Start of Given entries
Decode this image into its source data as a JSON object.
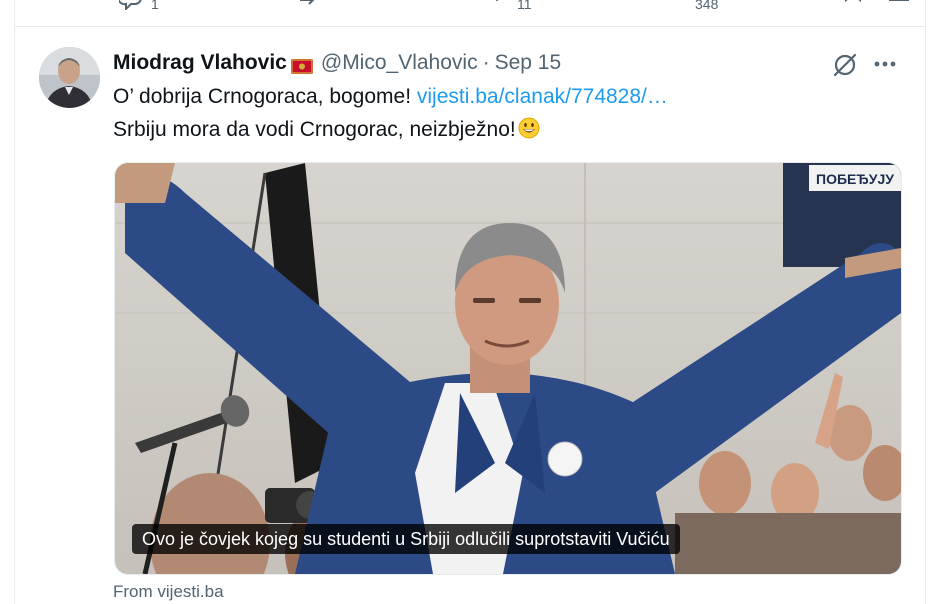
{
  "prev_actions": {
    "reply_count": "1",
    "like_count": "11",
    "view_count": "348"
  },
  "tweet": {
    "author_name": "Miodrag Vlahovic",
    "flag_icon": "montenegro-flag-icon",
    "handle": "@Mico_Vlahovic",
    "separator": "·",
    "date": "Sep 15",
    "text_line1_prefix": "O’ dobrija Crnogoraca, bogome! ",
    "text_line1_link": "vijesti.ba/clanak/774828/…",
    "text_line2": "Srbiju mora da vodi Crnogorac, neizbježno!",
    "emoji_icon": "grinning-face-emoji",
    "media": {
      "banner_text": "ПОБЕЂУЈУ",
      "caption": "Ovo je čovjek kojeg su studenti u Srbiji odlučili suprotstaviti Vučiću"
    },
    "card_source": "From vijesti.ba"
  },
  "colors": {
    "link": "#1d9bf0",
    "secondary_text": "#536471",
    "suit_blue": "#2c4a86"
  }
}
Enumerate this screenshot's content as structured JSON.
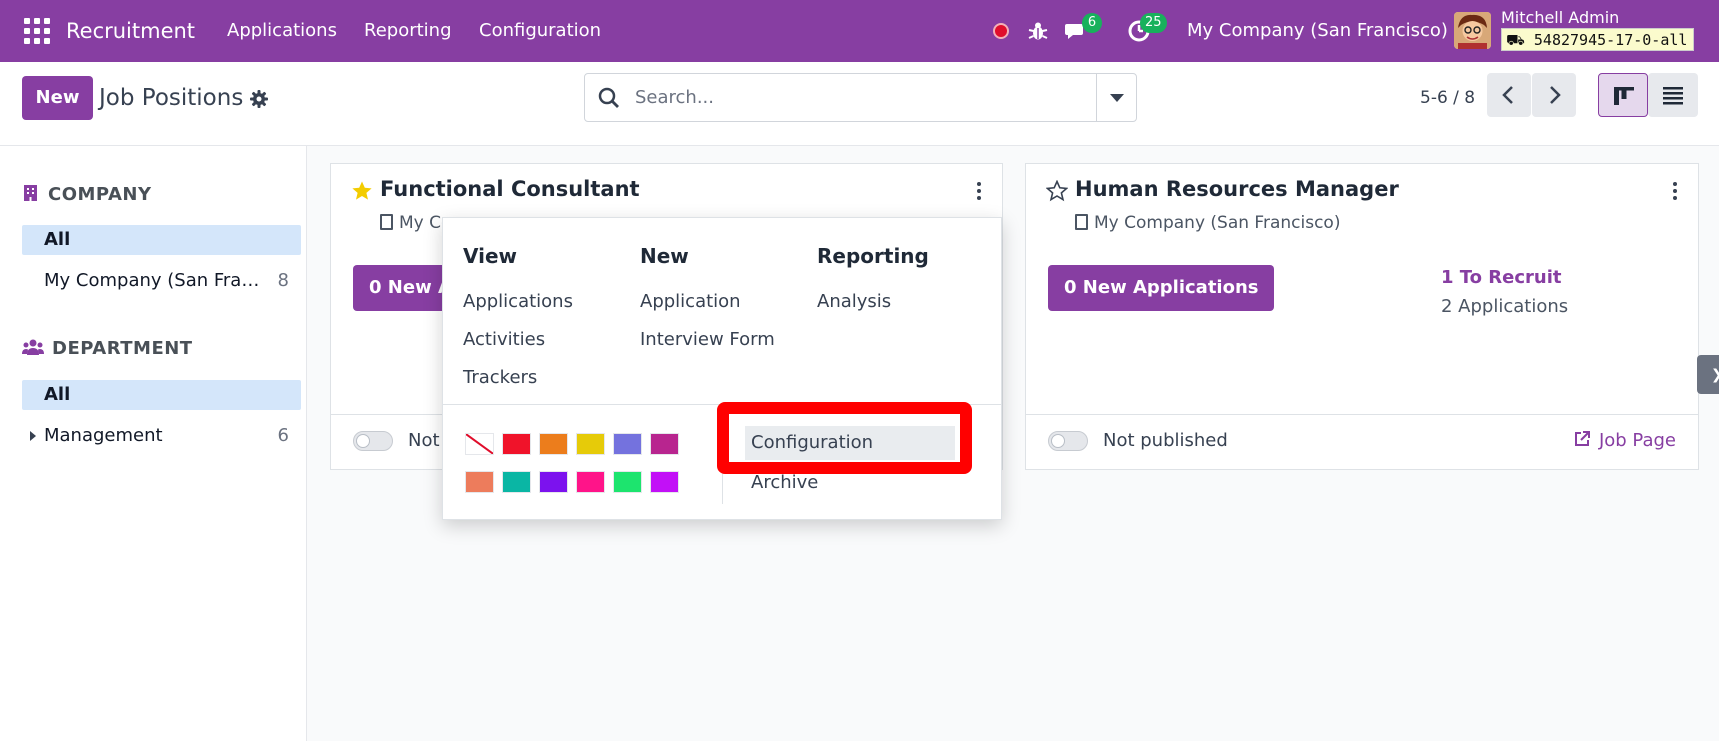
{
  "navbar": {
    "app_name": "Recruitment",
    "menu": [
      "Applications",
      "Reporting",
      "Configuration"
    ],
    "messages_count": "6",
    "activities_count": "25",
    "company": "My Company (San Francisco)",
    "user": "Mitchell Admin",
    "database": "54827945-17-0-all"
  },
  "control": {
    "new_label": "New",
    "title": "Job Positions",
    "search_placeholder": "Search...",
    "pager": "5-6 / 8"
  },
  "sidebar": {
    "company_title": "COMPANY",
    "company_facets": [
      {
        "label": "All",
        "count": ""
      },
      {
        "label": "My Company (San Francisco)",
        "count": "8"
      }
    ],
    "department_title": "DEPARTMENT",
    "department_facets": [
      {
        "label": "All",
        "count": ""
      },
      {
        "label": "Management",
        "count": "6"
      }
    ]
  },
  "cards": [
    {
      "title": "Functional Consultant",
      "company": "My Co",
      "cta": "0 New A",
      "status": "Not",
      "favorite": true
    },
    {
      "title": "Human Resources Manager",
      "company": "My Company (San Francisco)",
      "cta": "0 New Applications",
      "to_recruit": "1 To Recruit",
      "applications": "2 Applications",
      "status": "Not published",
      "job_page": "Job Page",
      "favorite": false
    }
  ],
  "dropdown": {
    "view_title": "View",
    "view_items": [
      "Applications",
      "Activities",
      "Trackers"
    ],
    "new_title": "New",
    "new_items": [
      "Application",
      "Interview Form"
    ],
    "reporting_title": "Reporting",
    "reporting_items": [
      "Analysis"
    ],
    "configuration": "Configuration",
    "archive": "Archive",
    "colors": [
      "#ffffff",
      "#f0132a",
      "#ec7d1c",
      "#e6cb09",
      "#7472de",
      "#b8258f",
      "#ed7c5c",
      "#0ab6a4",
      "#7c12ee",
      "#ff1489",
      "#1de46e",
      "#c210f7"
    ]
  },
  "theme": {
    "primary": "#873ea2",
    "highlight": "#ff0000"
  }
}
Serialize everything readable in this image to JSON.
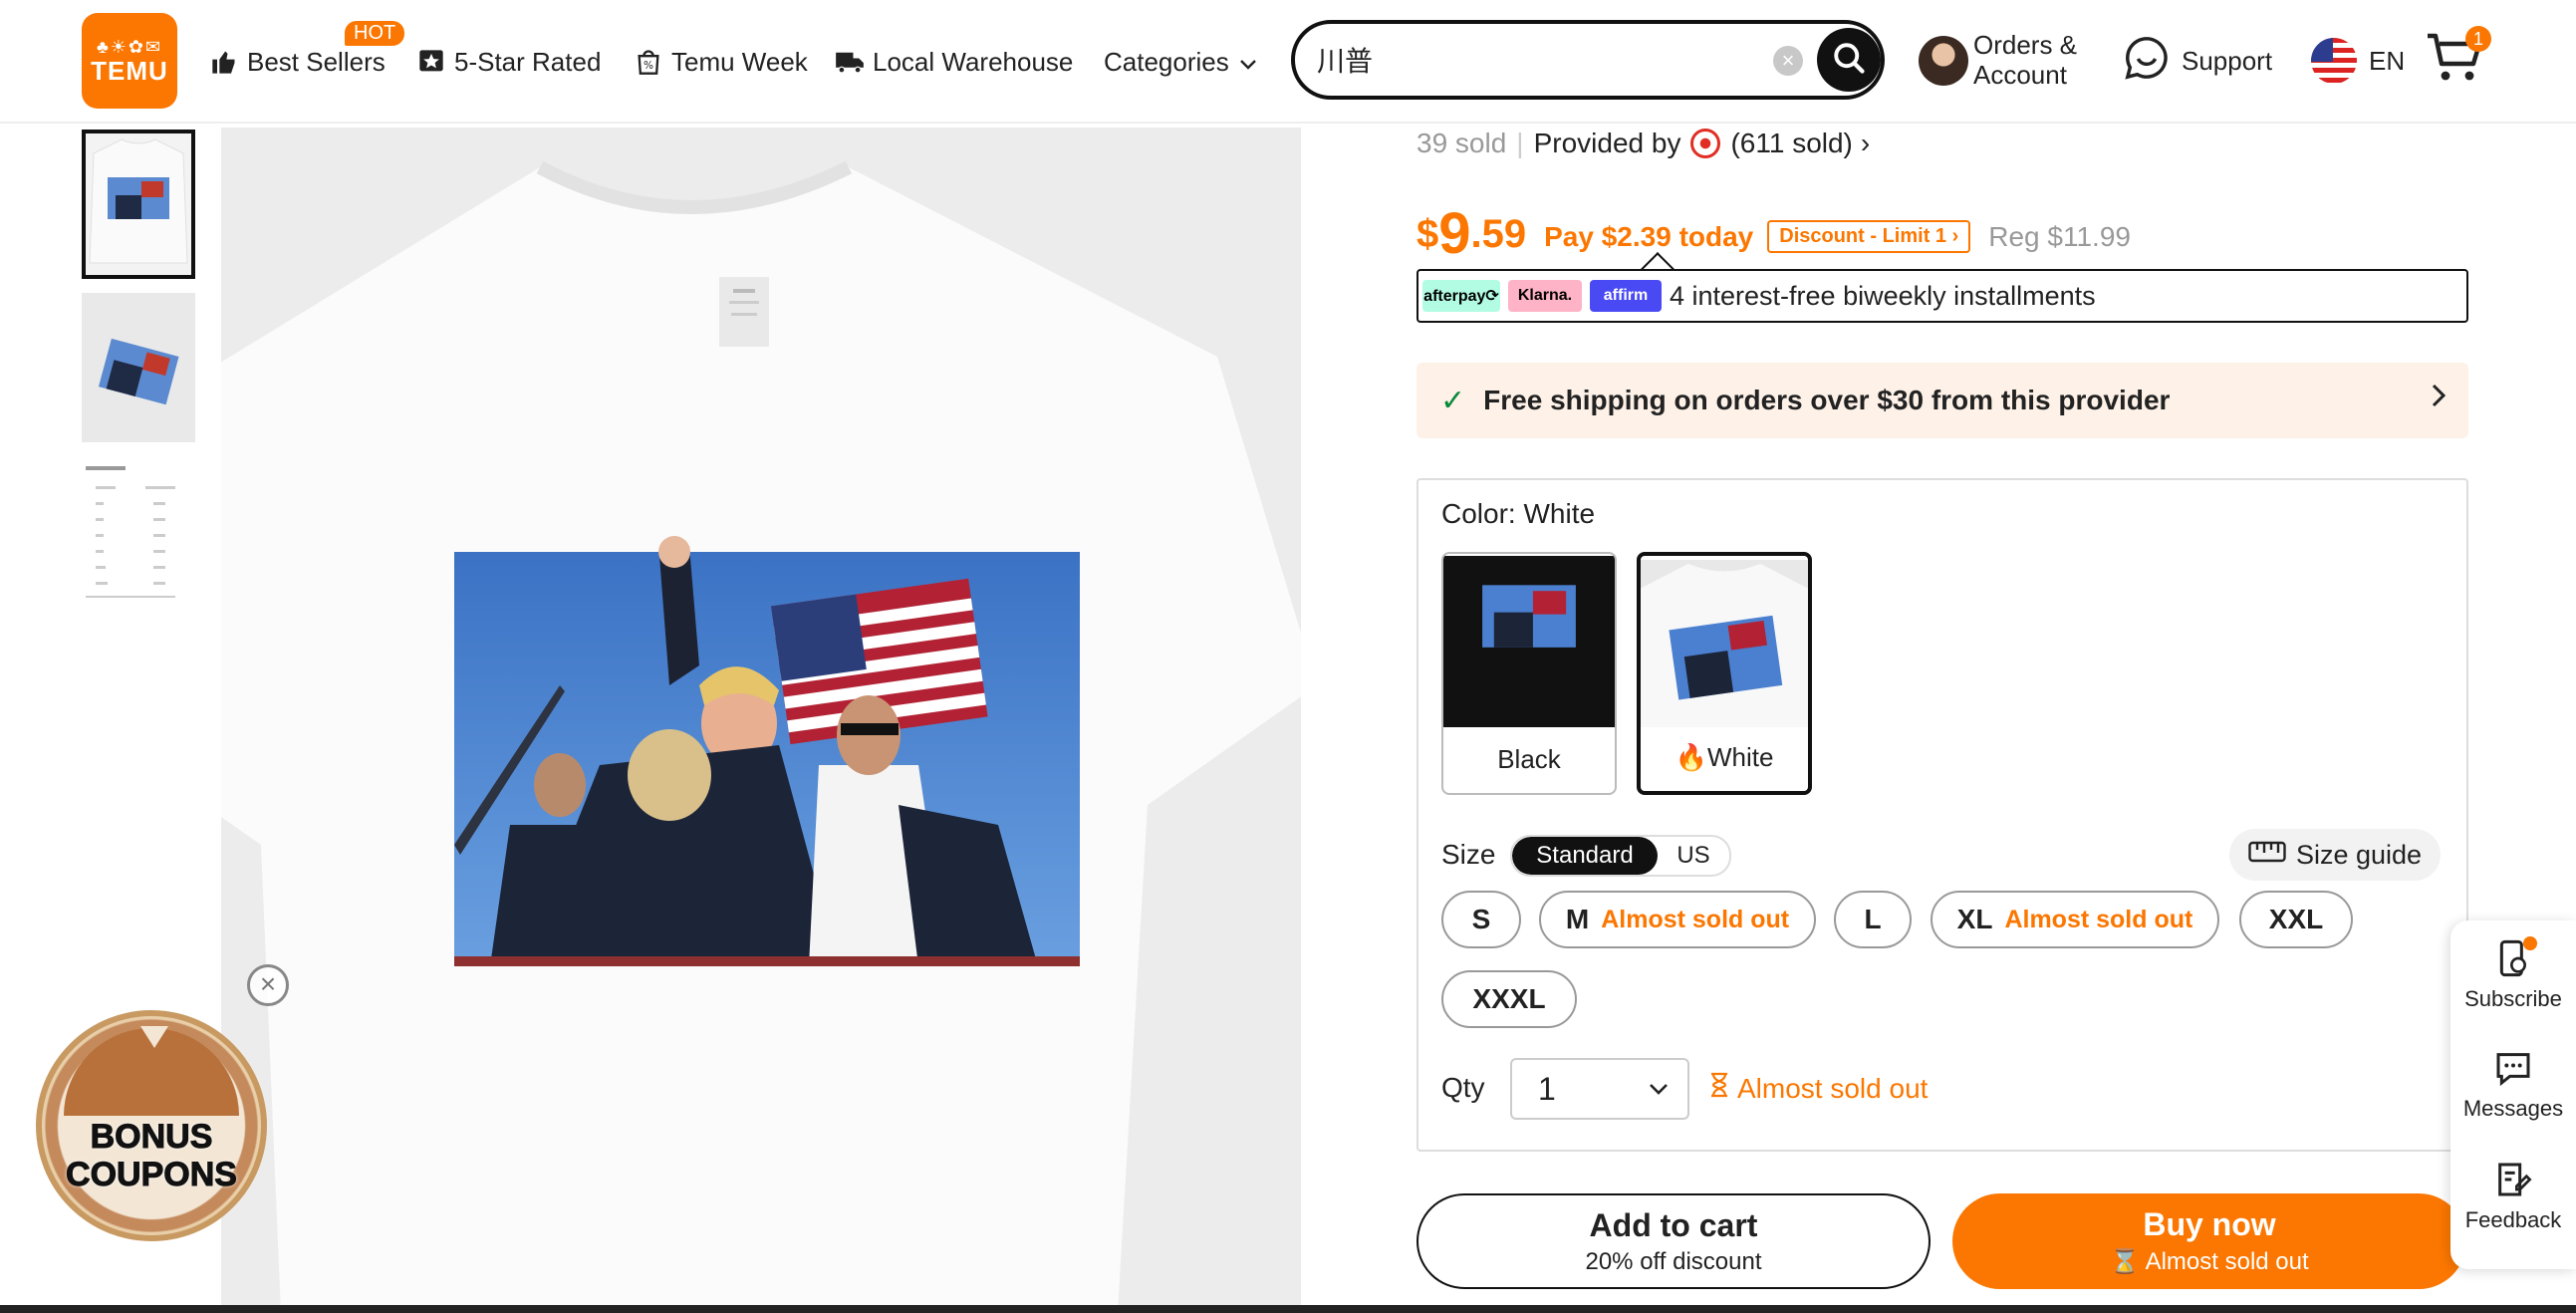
{
  "header": {
    "logo": {
      "glyphs": "♣☀✿✉",
      "text": "TEMU"
    },
    "nav": [
      {
        "label": "Best Sellers",
        "icon": "thumbs-up-icon"
      },
      {
        "label": "5-Star Rated",
        "icon": "star-badge-icon"
      },
      {
        "label": "Temu Week",
        "icon": "shopping-bag-icon"
      },
      {
        "label": "Local Warehouse",
        "icon": "truck-icon"
      },
      {
        "label": "Categories",
        "icon": "chevron-down-icon"
      }
    ],
    "hot_badge": "HOT",
    "search": {
      "value": "川普"
    },
    "orders_line1": "Orders &",
    "orders_line2": "Account",
    "support": "Support",
    "language": "EN",
    "cart_count": "1"
  },
  "product": {
    "sold": "39 sold",
    "provided_by": "Provided by",
    "provider_sold": "(611 sold)",
    "price": {
      "currency": "$",
      "integer": "9",
      "decimal": ".59"
    },
    "pay_today": "Pay $2.39 today",
    "discount_badge": "Discount - Limit 1",
    "regular": "Reg $11.99",
    "installments": {
      "providers": [
        "afterpay⟳",
        "Klarna.",
        "affirm"
      ],
      "text": "4 interest-free biweekly installments"
    },
    "shipping": "Free shipping on orders over $30 from this provider",
    "color_label": "Color: White",
    "colors": [
      {
        "label": "Black",
        "selected": false
      },
      {
        "label": "White",
        "selected": true
      }
    ],
    "size_label": "Size",
    "size_modes": [
      "Standard",
      "US"
    ],
    "size_guide": "Size guide",
    "sizes": [
      {
        "label": "S",
        "note": ""
      },
      {
        "label": "M",
        "note": "Almost sold out"
      },
      {
        "label": "L",
        "note": ""
      },
      {
        "label": "XL",
        "note": "Almost sold out"
      },
      {
        "label": "XXL",
        "note": ""
      },
      {
        "label": "XXXL",
        "note": ""
      }
    ],
    "qty_label": "Qty",
    "qty_value": "1",
    "qty_warning": "Almost sold out",
    "add_to_cart": {
      "title": "Add to cart",
      "sub": "20% off discount"
    },
    "buy_now": {
      "title": "Buy now",
      "sub": "Almost sold out"
    }
  },
  "side_panel": [
    {
      "label": "Subscribe",
      "icon": "subscribe-icon"
    },
    {
      "label": "Messages",
      "icon": "messages-icon"
    },
    {
      "label": "Feedback",
      "icon": "feedback-icon"
    }
  ],
  "bonus_coupons": {
    "line1": "BONUS",
    "line2": "COUPONS"
  },
  "colors": {
    "brand": "#fb7701",
    "text": "#222222",
    "success": "#0a8a3a",
    "shipping_bg": "#fdf1e8"
  }
}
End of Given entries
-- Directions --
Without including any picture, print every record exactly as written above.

-- Response area --
Decode this image into its source data as a JSON object.
{
  "prev_actions": {
    "reply_count": "1",
    "like_count": "11",
    "view_count": "348"
  },
  "tweet": {
    "author_name": "Miodrag Vlahovic",
    "flag_icon": "montenegro-flag-icon",
    "handle": "@Mico_Vlahovic",
    "separator": "·",
    "date": "Sep 15",
    "text_line1_prefix": "O’ dobrija Crnogoraca, bogome! ",
    "text_line1_link": "vijesti.ba/clanak/774828/…",
    "text_line2": "Srbiju mora da vodi Crnogorac, neizbježno!",
    "emoji_icon": "grinning-face-emoji",
    "media": {
      "banner_text": "ПОБЕЂУЈУ",
      "caption": "Ovo je čovjek kojeg su studenti u Srbiji odlučili suprotstaviti Vučiću"
    },
    "card_source": "From vijesti.ba"
  },
  "colors": {
    "link": "#1d9bf0",
    "secondary_text": "#536471",
    "suit_blue": "#2c4a86"
  }
}
Enumerate this screenshot's content as structured JSON.
{
  "navbar": {
    "app_name": "Recruitment",
    "menu": [
      "Applications",
      "Reporting",
      "Configuration"
    ],
    "messages_count": "6",
    "activities_count": "25",
    "company": "My Company (San Francisco)",
    "user": "Mitchell Admin",
    "database": "54827945-17-0-all"
  },
  "control": {
    "new_label": "New",
    "title": "Job Positions",
    "search_placeholder": "Search...",
    "pager": "5-6 / 8"
  },
  "sidebar": {
    "company_title": "COMPANY",
    "company_facets": [
      {
        "label": "All",
        "count": ""
      },
      {
        "label": "My Company (San Francisco)",
        "count": "8"
      }
    ],
    "department_title": "DEPARTMENT",
    "department_facets": [
      {
        "label": "All",
        "count": ""
      },
      {
        "label": "Management",
        "count": "6"
      }
    ]
  },
  "cards": [
    {
      "title": "Functional Consultant",
      "company": "My Co",
      "cta": "0 New A",
      "status": "Not",
      "favorite": true
    },
    {
      "title": "Human Resources Manager",
      "company": "My Company (San Francisco)",
      "cta": "0 New Applications",
      "to_recruit": "1 To Recruit",
      "applications": "2 Applications",
      "status": "Not published",
      "job_page": "Job Page",
      "favorite": false
    }
  ],
  "dropdown": {
    "view_title": "View",
    "view_items": [
      "Applications",
      "Activities",
      "Trackers"
    ],
    "new_title": "New",
    "new_items": [
      "Application",
      "Interview Form"
    ],
    "reporting_title": "Reporting",
    "reporting_items": [
      "Analysis"
    ],
    "configuration": "Configuration",
    "archive": "Archive",
    "colors": [
      "#ffffff",
      "#f0132a",
      "#ec7d1c",
      "#e6cb09",
      "#7472de",
      "#b8258f",
      "#ed7c5c",
      "#0ab6a4",
      "#7c12ee",
      "#ff1489",
      "#1de46e",
      "#c210f7"
    ]
  },
  "theme": {
    "primary": "#873ea2",
    "highlight": "#ff0000"
  }
}
Serialize everything readable in this image to JSON.
{
  "header": {
    "logo": {
      "glyphs": "♣☀✿✉",
      "text": "TEMU"
    },
    "nav": [
      {
        "label": "Best Sellers",
        "icon": "thumbs-up-icon"
      },
      {
        "label": "5-Star Rated",
        "icon": "star-badge-icon"
      },
      {
        "label": "Temu Week",
        "icon": "shopping-bag-icon"
      },
      {
        "label": "Local Warehouse",
        "icon": "truck-icon"
      },
      {
        "label": "Categories",
        "icon": "chevron-down-icon"
      }
    ],
    "hot_badge": "HOT",
    "search": {
      "value": "川普"
    },
    "orders_line1": "Orders &",
    "orders_line2": "Account",
    "support": "Support",
    "language": "EN",
    "cart_count": "1"
  },
  "product": {
    "sold": "39 sold",
    "provided_by": "Provided by",
    "provider_sold": "(611 sold)",
    "price": {
      "currency": "$",
      "integer": "9",
      "decimal": ".59"
    },
    "pay_today": "Pay $2.39 today",
    "discount_badge": "Discount - Limit 1",
    "regular": "Reg $11.99",
    "installments": {
      "providers": [
        "afterpay⟳",
        "Klarna.",
        "affirm"
      ],
      "text": "4 interest-free biweekly installments"
    },
    "shipping": "Free shipping on orders over $30 from this provider",
    "color_label": "Color: White",
    "colors": [
      {
        "label": "Black",
        "selected": false
      },
      {
        "label": "White",
        "selected": true
      }
    ],
    "size_label": "Size",
    "size_modes": [
      "Standard",
      "US"
    ],
    "size_guide": "Size guide",
    "sizes": [
      {
        "label": "S",
        "note": ""
      },
      {
        "label": "M",
        "note": "Almost sold out"
      },
      {
        "label": "L",
        "note": ""
      },
      {
        "label": "XL",
        "note": "Almost sold out"
      },
      {
        "label": "XXL",
        "note": ""
      },
      {
        "label": "XXXL",
        "note": ""
      }
    ],
    "qty_label": "Qty",
    "qty_value": "1",
    "qty_warning": "Almost sold out",
    "add_to_cart": {
      "title": "Add to cart",
      "sub": "20% off discount"
    },
    "buy_now": {
      "title": "Buy now",
      "sub": "Almost sold out"
    }
  },
  "side_panel": [
    {
      "label": "Subscribe",
      "icon": "subscribe-icon"
    },
    {
      "label": "Messages",
      "icon": "messages-icon"
    },
    {
      "label": "Feedback",
      "icon": "feedback-icon"
    }
  ],
  "bonus_coupons": {
    "line1": "BONUS",
    "line2": "COUPONS"
  },
  "colors": {
    "brand": "#fb7701",
    "text": "#222222",
    "success": "#0a8a3a",
    "shipping_bg": "#fdf1e8"
  }
}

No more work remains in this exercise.